START Data

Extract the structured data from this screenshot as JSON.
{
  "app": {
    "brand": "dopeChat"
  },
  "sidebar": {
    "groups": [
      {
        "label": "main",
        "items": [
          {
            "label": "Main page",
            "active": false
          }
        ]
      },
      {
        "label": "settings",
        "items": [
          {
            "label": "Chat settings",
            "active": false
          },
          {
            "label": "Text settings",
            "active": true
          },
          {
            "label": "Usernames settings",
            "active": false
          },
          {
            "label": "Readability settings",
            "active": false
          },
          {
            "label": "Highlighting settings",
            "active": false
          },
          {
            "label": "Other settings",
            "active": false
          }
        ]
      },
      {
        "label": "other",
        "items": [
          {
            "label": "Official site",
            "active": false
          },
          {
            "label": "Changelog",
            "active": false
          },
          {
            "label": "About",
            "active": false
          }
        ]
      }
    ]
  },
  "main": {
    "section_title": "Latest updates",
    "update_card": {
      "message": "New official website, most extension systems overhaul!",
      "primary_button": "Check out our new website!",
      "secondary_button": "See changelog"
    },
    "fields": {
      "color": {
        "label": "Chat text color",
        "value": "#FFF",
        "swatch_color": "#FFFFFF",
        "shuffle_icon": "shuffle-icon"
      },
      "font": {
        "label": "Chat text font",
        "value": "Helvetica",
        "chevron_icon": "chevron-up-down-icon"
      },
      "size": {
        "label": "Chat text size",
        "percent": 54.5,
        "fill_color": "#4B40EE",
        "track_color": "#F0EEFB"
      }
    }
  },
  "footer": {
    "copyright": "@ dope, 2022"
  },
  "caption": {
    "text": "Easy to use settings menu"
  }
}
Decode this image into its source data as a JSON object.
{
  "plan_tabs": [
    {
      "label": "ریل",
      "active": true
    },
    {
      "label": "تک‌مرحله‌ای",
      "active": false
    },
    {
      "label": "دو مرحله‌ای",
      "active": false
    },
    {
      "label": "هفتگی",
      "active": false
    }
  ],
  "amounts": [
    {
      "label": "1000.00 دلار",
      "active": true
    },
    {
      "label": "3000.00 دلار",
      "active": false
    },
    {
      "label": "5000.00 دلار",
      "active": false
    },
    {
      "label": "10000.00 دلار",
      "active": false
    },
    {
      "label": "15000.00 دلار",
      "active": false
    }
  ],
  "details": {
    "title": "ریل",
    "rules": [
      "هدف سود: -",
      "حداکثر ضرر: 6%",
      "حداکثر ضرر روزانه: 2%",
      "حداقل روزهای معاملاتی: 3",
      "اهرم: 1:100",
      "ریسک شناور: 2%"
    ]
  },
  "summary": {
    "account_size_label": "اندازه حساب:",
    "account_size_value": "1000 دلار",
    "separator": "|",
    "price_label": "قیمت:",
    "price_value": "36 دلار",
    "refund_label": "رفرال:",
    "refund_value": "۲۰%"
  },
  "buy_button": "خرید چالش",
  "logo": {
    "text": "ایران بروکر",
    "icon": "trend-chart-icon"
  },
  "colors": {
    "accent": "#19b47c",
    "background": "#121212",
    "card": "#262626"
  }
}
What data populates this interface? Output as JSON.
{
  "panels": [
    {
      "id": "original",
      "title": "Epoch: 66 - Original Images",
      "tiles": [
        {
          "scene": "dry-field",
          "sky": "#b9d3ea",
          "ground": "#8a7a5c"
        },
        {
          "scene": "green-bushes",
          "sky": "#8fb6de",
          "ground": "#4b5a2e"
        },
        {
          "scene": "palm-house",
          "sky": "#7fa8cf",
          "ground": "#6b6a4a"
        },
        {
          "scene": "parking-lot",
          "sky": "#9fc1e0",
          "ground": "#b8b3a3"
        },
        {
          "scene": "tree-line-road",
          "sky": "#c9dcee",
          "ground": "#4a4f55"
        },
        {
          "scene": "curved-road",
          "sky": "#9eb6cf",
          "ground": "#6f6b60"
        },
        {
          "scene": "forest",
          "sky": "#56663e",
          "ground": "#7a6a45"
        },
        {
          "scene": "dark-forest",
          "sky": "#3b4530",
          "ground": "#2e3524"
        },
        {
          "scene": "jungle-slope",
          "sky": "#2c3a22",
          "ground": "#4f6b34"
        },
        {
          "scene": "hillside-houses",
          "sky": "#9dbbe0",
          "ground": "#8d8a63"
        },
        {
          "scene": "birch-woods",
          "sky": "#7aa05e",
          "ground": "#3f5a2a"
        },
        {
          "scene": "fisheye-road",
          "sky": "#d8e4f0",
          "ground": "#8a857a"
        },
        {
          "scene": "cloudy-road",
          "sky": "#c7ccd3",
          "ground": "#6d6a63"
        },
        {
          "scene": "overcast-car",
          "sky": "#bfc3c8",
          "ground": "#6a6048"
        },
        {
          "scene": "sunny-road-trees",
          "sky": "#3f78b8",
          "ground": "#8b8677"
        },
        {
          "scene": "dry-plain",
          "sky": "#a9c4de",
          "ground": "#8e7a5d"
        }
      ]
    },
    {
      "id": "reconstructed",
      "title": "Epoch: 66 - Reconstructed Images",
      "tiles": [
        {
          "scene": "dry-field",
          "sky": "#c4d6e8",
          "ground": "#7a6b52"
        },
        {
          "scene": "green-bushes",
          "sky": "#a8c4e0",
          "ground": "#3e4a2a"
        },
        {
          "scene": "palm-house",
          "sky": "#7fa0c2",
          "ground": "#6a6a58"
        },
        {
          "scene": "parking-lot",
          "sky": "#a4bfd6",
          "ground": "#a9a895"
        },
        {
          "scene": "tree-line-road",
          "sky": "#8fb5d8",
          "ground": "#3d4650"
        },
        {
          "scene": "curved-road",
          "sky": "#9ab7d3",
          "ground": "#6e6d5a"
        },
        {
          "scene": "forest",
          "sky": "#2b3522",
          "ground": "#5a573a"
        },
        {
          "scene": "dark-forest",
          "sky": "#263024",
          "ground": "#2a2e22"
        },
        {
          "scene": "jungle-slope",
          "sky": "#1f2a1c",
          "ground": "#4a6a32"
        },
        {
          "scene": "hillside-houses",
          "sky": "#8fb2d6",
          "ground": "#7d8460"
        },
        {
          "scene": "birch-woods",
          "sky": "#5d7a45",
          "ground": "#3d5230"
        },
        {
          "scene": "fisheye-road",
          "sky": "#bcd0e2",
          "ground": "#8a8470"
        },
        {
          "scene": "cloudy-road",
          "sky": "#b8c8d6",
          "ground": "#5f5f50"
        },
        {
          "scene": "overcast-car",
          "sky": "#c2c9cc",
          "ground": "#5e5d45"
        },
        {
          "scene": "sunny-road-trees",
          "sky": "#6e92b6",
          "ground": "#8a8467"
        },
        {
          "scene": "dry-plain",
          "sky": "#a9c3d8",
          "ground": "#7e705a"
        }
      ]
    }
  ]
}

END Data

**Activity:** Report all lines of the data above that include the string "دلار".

**Task result:**
      "label": "1000.00 دلار",
      "label": "3000.00 دلار",
      "label": "5000.00 دلار",
      "label": "10000.00 دلار",
      "label": "15000.00 دلار",
    "account_size_value": "1000 دلار",
    "price_value": "36 دلار",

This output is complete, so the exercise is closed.